- _INFORMATION SHOWN_:

+ + + + + + +

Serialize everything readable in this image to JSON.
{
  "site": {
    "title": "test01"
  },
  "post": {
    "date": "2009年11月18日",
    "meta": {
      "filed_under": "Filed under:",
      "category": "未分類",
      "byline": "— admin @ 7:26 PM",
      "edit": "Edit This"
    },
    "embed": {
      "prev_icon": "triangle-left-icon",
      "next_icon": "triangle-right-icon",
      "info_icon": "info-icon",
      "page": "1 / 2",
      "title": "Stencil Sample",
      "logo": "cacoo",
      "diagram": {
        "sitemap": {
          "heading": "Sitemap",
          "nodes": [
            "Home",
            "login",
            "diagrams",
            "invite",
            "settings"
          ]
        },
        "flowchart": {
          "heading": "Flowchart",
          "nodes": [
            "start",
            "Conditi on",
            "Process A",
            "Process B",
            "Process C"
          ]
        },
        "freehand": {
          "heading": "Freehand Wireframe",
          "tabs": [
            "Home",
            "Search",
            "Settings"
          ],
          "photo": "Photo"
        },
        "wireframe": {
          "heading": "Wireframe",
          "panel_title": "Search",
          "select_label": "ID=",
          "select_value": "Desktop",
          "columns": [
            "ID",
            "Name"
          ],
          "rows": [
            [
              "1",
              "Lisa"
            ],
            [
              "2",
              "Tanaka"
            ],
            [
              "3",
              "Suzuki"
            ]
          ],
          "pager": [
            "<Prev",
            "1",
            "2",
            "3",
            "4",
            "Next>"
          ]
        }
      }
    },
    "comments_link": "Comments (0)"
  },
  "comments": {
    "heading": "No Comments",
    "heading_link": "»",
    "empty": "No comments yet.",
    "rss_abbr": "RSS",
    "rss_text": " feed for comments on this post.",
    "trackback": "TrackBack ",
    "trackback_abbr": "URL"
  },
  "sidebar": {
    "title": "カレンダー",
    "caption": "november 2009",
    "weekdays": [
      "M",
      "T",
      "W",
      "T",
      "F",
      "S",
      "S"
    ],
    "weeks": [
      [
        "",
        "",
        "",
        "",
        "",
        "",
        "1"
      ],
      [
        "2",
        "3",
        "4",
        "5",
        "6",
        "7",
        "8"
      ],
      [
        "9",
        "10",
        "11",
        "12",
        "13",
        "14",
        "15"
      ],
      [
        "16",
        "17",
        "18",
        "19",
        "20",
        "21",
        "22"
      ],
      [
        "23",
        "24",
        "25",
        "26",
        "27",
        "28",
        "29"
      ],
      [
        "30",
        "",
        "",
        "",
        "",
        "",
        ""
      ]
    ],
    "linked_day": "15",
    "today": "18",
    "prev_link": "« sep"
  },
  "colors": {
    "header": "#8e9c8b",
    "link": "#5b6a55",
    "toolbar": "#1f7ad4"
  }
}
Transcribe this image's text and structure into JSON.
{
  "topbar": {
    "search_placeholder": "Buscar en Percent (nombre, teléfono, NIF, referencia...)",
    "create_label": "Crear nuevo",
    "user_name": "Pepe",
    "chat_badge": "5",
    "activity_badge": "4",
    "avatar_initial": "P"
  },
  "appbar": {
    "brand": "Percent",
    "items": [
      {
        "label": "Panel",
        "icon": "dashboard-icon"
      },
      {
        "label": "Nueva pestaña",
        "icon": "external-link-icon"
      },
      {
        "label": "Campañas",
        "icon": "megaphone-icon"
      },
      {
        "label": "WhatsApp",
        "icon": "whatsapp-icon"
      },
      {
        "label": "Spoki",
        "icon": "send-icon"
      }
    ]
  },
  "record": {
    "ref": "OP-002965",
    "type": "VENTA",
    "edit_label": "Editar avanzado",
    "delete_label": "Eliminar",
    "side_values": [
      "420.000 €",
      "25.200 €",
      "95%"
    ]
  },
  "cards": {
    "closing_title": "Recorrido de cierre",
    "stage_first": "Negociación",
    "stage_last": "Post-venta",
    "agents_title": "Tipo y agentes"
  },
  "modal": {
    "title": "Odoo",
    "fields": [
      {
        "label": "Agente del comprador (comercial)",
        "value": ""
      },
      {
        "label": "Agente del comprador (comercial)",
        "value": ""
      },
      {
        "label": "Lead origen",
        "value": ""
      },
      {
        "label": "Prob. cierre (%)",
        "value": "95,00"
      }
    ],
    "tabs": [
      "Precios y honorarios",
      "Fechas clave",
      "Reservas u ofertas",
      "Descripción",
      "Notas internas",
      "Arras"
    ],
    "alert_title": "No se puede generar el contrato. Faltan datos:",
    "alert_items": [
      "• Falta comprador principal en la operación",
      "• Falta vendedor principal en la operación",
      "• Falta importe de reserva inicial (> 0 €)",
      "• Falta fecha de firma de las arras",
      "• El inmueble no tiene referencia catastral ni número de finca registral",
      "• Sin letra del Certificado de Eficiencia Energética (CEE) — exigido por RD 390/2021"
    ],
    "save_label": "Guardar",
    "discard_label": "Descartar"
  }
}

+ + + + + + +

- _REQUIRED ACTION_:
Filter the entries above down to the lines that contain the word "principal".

- _RESULT BELOW_:
      "• Falta comprador principal en la operación",
      "• Falta vendedor principal en la operación",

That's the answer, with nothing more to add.